It is the “biggest investment” in Australian history, in the words of Prime Minister Anthony Albanese. On Monday, March 13, the country signed a historic partnership within the tripartite military alliance “AUKUS”, alongside the United States and the United Kingdom, aimed at replacing its fleet of diesel-powered submersibles with nuclear-powered ships. . This replacement will be done first by the purchase of American buildings, then by the production on Australian territory of a new type of submarine, designed jointly by the United States, the United Kingdom and Australia. These, delivered from 2030, should “support the Australian economy for decades”, and create “around 20,000 direct jobs” in the country, according to the leader.
What is the purpose of the partnership?
“Each nation has a slightly different rationale for why the AUKUS deal is happening, but basically it always comes back to China,” said Charles Edel, senior adviser at the Center for Strategic and International Studies think tank. The United States sees the country as its main competitor and seeks to dissuade it from undertaking military action, especially with regard to the island of Taiwan – which Beijing claims as part of its territory. US officials say China wants its military to be ready to take Taiwan, if necessary by force, by 2027.
Although China was not directly mentioned during the public meeting, the purpose of the agreement is clearly to “counter its military expansion” in the Indo-Pacific zone, ensures the BBC. In an aside to reporters shortly after, Joe Biden said he “is not concerned that China considers AUKUS to be aggressive,” adding that he would “soon” speak with President Xi Jinping, reports the Chinese newspaper in English South China Morning Post. For its part, Beijing criticized the deal, warning that AUKUS risked reigniting an arms race. Just like Moscow, which on Tuesday accused the United States, Australia and the United Kingdom of orchestrating “years of confrontation” in Asia, by launching their alliance on nuclear submarines.
Why is this historic?
‘For the first time in 65 years’, the United States will share the technology at the heart of its nuclear submarines, allowing Australia to build powerful war machines that will become submarine-capable fleets China in the South China Sea, US President Joe Biden said.
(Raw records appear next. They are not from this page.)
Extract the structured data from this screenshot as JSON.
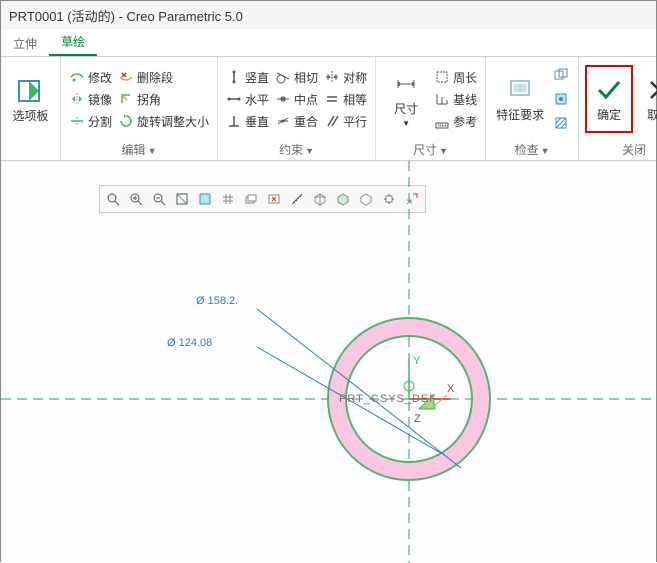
{
  "window": {
    "title": "PRT0001 (活动的) - Creo Parametric 5.0"
  },
  "tabs": {
    "extrude": "立伸",
    "sketch": "草绘"
  },
  "ribbon": {
    "panel_label": "选项板",
    "edit": {
      "label": "编辑",
      "modify": "修改",
      "delete_seg": "删除段",
      "mirror": "镜像",
      "corner": "拐角",
      "split": "分割",
      "rotate_resize": "旋转调整大小"
    },
    "constrain": {
      "label": "约束",
      "vertical": "竖直",
      "tangent": "相切",
      "symmetric": "对称",
      "horizontal": "水平",
      "midpoint": "中点",
      "equal": "相等",
      "perpendicular": "垂直",
      "coincident": "重合",
      "parallel": "平行"
    },
    "dimension": {
      "label": "尺寸",
      "dim": "尺寸",
      "perimeter": "周长",
      "baseline": "基线",
      "reference": "参考"
    },
    "inspect": {
      "label": "检查",
      "feature_req": "特征要求"
    },
    "close": {
      "label": "关闭",
      "ok": "确定",
      "cancel": "取消"
    }
  },
  "sketch": {
    "dim1_label": "Ø 158.2.",
    "dim2_label": "Ø 124.08",
    "csys_name": "PRT_CSYS_DEF",
    "axis_x": "X",
    "axis_y": "Y",
    "axis_z": "Z",
    "outer_diameter": 158.2,
    "inner_diameter": 124.08
  },
  "colors": {
    "accent": "#0b7f3f",
    "highlight": "#e60000",
    "pink": "#fbc6e1",
    "circle": "#54b36e",
    "axis_teal": "#2f9290",
    "axis_red": "#b03a2e",
    "dim_blue": "#2a7fa8"
  }
}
The United States had so far “shared the technology of nuclear-powered submarines only with Great Britain, within the framework of a defense agreement signed in 1958”, in the heart of the Cold War , underlines the New York Times.
“It binds the United Kingdom, a European power, to Australia, a Pacific power, with the United States being the glue of this new partnership,” said Jake Sullivan, national security adviser to the White House. . “And that’s a broader encouragement from the US president for European allies to engage more in Asia, and for Asian allies like Japan and Korea to engage more in Europe,” he added. The birth of the AUKUS partnership was followed by 18 months of consultations, which Australian, British and American leaders announced the conclusion on Monday at a California naval base.
Why is this an effort for Australia?
For Australia, moving from the current “Collins” class of submarines to the “Virginia” class will not be trivial: some versions of the new submarines are almost twice as big and require twice as many sailors. The Australian Prime Minister, Anthony Albanese, announced that the bill would rise between 268 and 368 billion Australian dollars (between 166 and 228 billion euros) over the next 30 years.
More stealthy and with a greater operational range, these new machines will however be “not armed” with missiles with nuclear heads, said Joe Biden, anxious to respond to accusations of proliferation made by China. As Australia does not have more civilian nuclear power, the submarines will be delivered already loaded with fuel, and its partners will take care of the resulting waste. In total, Australia should procure three American nuclear-powered submarines of the “Virginia” class, with an option for two additional machines.
The conclusion of the Aukus alliance, with the corollary of Canberra’s cancellation of the contract for the acquisition of 12 French submarines, had given rise in 2021 to a diplomatic crisis with France, which had cried “treason”.